The following is a list of executives for discussion (or staff to ask).
5 minutes read
This story originally appeared on Ellevate
PricewaterhouseCoopers launched the Executive Action for Diversity and Inclusion in June 2017 with the signature of 175 CEOs (including Saradak companies such as Cisco, HP, Morgan Stanley and Wal-Mart). One of the main principles of the undertaking is that executive heads must sign and join diversity and pursue additional activities and cooperation. Today, this number has expanded to more than 500 CEOs of leading companies in the world. On Dec. 7, the CEO of Action asks that the CEOs discuss the understanding on the same day.
Related: How to motivate leaders to champion gender equality
When this debate turns into gender equality, what can they discuss?
Let us look at the current situation of gender diversity in the workplace and where we go from here.

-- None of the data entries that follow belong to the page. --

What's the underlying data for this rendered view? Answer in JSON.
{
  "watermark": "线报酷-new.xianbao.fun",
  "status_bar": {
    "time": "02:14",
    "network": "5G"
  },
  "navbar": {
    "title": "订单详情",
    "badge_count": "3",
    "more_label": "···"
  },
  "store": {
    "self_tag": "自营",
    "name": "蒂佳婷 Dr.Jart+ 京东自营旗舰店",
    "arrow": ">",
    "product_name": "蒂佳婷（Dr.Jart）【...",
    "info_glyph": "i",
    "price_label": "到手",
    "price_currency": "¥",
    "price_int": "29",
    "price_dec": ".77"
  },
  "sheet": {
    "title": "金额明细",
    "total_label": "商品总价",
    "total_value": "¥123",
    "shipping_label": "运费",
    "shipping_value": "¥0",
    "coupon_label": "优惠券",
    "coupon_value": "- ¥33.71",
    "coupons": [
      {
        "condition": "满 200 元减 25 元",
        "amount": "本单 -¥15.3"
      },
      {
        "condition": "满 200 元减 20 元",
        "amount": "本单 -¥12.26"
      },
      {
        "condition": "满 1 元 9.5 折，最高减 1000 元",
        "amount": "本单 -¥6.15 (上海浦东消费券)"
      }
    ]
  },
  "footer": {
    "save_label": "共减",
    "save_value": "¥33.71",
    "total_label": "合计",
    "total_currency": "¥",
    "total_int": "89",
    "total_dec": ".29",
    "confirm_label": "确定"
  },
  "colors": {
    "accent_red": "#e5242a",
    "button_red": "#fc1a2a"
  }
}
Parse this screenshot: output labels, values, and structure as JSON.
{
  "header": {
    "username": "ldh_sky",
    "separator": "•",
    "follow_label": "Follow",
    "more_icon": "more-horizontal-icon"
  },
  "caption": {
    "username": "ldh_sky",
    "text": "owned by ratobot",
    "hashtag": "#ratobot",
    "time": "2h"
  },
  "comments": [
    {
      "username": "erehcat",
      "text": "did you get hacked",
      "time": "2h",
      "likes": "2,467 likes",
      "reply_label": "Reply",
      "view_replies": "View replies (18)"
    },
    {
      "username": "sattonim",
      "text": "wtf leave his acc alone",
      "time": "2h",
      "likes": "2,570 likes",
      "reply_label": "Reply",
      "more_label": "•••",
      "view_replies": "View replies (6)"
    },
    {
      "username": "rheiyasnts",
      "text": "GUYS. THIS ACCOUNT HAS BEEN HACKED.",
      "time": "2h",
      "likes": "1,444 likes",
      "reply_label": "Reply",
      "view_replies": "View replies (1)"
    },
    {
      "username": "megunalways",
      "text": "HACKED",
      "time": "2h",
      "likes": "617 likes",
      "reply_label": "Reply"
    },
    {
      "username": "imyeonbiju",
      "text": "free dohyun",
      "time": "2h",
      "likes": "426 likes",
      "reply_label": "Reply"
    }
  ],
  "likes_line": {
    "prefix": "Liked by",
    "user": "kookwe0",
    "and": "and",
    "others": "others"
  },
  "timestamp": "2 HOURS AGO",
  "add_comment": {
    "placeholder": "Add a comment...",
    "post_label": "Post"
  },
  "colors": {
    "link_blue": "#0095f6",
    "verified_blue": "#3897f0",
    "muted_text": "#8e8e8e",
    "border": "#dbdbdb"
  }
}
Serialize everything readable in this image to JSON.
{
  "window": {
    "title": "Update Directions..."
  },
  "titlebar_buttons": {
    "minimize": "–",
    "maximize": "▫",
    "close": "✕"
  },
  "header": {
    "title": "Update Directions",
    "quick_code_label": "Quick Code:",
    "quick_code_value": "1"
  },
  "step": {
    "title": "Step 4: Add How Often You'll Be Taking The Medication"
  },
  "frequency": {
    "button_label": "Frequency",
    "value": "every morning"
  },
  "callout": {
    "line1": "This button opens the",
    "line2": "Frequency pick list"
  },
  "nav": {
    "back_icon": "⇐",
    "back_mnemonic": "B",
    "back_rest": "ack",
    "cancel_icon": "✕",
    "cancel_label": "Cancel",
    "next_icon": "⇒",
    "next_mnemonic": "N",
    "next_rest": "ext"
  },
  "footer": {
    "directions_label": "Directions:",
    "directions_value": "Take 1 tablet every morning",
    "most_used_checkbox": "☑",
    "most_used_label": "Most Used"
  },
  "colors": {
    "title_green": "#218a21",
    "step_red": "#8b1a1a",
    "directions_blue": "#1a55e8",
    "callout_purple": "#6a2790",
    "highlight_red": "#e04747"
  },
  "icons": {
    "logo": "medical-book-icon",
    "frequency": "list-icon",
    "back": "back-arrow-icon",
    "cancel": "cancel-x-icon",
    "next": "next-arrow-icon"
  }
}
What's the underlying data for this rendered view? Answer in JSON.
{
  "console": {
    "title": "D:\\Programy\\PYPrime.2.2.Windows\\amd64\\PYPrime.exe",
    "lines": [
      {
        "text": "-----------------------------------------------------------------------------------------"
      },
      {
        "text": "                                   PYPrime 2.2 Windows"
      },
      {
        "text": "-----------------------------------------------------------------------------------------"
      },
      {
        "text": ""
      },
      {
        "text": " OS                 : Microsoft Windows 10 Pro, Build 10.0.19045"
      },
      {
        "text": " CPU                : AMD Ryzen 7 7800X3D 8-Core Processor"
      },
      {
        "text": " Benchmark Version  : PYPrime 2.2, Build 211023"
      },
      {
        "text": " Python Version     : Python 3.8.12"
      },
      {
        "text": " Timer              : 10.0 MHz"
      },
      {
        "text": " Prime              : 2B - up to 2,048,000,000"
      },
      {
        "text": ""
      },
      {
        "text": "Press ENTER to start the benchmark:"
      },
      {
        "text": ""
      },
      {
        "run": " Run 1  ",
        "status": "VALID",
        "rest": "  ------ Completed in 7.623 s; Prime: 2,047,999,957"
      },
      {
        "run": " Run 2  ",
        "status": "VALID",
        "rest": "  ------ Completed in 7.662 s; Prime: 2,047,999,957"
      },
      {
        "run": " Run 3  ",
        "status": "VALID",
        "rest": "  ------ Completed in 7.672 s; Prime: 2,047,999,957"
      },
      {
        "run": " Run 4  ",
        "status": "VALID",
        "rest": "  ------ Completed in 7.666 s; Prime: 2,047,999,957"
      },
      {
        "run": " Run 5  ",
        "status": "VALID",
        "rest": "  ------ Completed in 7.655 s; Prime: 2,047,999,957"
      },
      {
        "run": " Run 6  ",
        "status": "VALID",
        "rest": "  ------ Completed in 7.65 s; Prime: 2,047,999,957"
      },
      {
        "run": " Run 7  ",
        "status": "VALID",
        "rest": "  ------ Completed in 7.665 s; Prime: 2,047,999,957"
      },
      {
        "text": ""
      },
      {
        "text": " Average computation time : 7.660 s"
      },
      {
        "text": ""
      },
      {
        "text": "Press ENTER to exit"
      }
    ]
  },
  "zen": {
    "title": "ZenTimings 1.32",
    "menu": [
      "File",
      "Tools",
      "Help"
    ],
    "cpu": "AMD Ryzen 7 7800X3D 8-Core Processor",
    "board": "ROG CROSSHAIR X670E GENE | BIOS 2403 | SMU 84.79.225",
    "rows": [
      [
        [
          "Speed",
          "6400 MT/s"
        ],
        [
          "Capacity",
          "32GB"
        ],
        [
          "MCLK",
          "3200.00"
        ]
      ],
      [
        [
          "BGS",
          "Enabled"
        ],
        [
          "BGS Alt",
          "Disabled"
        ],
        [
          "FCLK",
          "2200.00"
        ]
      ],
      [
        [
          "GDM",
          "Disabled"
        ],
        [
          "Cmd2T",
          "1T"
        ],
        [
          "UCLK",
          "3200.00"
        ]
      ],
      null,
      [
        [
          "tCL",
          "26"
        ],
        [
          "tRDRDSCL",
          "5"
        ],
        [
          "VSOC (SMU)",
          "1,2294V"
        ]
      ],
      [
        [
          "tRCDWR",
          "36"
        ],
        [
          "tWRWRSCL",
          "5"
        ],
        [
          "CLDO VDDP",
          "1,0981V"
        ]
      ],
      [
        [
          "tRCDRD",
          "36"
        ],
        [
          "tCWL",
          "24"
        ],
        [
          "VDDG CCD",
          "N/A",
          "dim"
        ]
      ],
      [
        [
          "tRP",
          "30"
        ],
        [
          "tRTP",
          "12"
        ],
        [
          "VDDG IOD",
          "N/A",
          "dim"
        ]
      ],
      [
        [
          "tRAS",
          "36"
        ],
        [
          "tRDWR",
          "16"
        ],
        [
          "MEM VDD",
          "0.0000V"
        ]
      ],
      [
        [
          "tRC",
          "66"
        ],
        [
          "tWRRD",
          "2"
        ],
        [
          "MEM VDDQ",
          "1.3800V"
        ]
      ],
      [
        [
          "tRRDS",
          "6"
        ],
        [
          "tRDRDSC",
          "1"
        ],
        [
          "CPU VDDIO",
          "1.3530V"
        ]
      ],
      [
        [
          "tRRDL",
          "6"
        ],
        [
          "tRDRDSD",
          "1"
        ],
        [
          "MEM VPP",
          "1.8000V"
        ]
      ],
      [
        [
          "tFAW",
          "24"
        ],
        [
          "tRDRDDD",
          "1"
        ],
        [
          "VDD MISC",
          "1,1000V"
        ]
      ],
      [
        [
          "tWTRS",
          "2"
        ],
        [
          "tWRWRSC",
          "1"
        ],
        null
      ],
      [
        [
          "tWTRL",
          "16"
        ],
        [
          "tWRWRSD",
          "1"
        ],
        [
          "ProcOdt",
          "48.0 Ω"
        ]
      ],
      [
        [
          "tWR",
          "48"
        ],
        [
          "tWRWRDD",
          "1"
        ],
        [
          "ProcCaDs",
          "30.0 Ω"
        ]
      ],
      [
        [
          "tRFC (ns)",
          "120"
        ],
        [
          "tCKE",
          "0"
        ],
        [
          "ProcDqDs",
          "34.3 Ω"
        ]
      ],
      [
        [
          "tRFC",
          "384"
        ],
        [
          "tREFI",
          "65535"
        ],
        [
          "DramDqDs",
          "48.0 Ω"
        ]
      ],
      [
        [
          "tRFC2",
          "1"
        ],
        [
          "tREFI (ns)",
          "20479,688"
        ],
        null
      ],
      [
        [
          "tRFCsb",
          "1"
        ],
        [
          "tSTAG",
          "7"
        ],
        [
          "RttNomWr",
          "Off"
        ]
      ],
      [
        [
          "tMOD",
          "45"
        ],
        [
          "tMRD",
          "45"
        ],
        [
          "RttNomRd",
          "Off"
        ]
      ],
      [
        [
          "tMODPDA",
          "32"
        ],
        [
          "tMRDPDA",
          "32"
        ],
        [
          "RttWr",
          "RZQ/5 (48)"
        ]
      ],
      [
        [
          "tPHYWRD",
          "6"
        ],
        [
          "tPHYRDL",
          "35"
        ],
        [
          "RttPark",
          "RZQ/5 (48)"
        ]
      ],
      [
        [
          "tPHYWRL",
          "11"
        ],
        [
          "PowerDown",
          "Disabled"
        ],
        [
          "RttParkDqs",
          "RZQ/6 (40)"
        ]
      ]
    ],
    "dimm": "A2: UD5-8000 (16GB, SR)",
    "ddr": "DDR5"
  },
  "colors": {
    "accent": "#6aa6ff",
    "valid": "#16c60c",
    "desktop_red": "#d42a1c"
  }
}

The current situation of gender equality in the workplace
It will be 217 years to reach gender equality, 168 years in North America alone (United States and Canada). This is with the fact that women represent only 26 CEOs of Fortune 500 (fewer than 32 in 2017), and clearly we have a problem with gender equality in the workplace.
The lack of women at the executive level (and at the C-suite level in general) represents a larger gap in the pipeline: the gap in the first offer. Men are upgraded at a rate of 21 percent higher than women of the first promotion. Pipeline leakage early. So why do not women talk? They do; however, research shows that women punish him. It's not so easy to "just talk."
Of the 279 companies that participated in the study of women in the workplace in 2018, only 38 per cent identified gender-mainstreaming targets. It will be hard to imagine that these companies do not set targets for financial performance, so it is not surprising that 20% of staff feel that their company's commitment to gender equality is just an oral service.
The focus on wages, though important, is not enough. Based on the findings of Pipeline, the pay is a symptom rather than a disease. Payment is the quantitative representation of the value you put on your talent after initial value decisions such as performance and promotion.
Related: Men: Be the hero
Talk about sexual diversity in the workplace
If we want to have an explicit discussion on gender equality, let's begin by the fact that if you have only one woman in your pool, you will have no chance of getting the job.
Given our current situation, and that men hold the majority of leadership positions – 95 percent of Fortune 500 executives and 62 percent of managers – we have to talk to both men and seek to understand the different experiences women in the workforce.
Let's start with the commitment: the pledge. This is the first step. The second is living a pledge: putting commitment into action.
Let's go beyond simple representation numbers to understand deeper job statistics. This information will tell us how we can truly pledge our commitment. For example, on December 7th, the following is an initial list of executives to discuss (or ask employees):
- Who is really in line for the CEO's roles?
- How do women drop out of this pipeline (which may be why they talk only 8% of the time on corporate profit calls)?
- How can a woman employ a strategy of amplifying each other if she is the only woman in the room (which is likely to be the top of the escalator ladder)?
- When women break the glass ceiling, why are they often pushed to the glass shelf?
- Why do women face punishment when they become mothers, regardless of the fact that women are the breadwinners in 40 per cent of families with children (and the most productive employees throughout their careers)?
Related: How to address gender inequality in employment
Let us also ensure that questions are not only based on the experience of women in the workplace; gender equality is not synonymous with women's rights. We must include men and talk about how gender inequality affects their lives throughout their lives. The internal dialogue of gender norms begins at an early age and limits the future paths that men may choose for themselves, from following unconventional roles as parents living at home to identity coverage at work.
The detection and discussion of bias against women is a critical step in the move towards gender equality. Talks should be held on Dec. 7 on how diversity is not Everyone Again, to emerge as your own self-image to reduce the economic footprint of your company.
Gender equality is an opportunity for all.
The data suggest that turning talking into concrete action is not only the right thing to do, but the smart thing to do. Of Pipeline research across more than 4,000 companies in 29 countries, we found that for every 10 per cent increase in gender equality, there was a 1-2 per cent increase in revenue.
So, on December 7th, let's have a frank and honest discussion about diversity in the workplace, and how it does not hinder everyone. Then, let us commit ourselves to work and transparency in the pursuit of equality for all.
(By Katika Roy Roy is CEO and founder of the Denver-based Pipeline).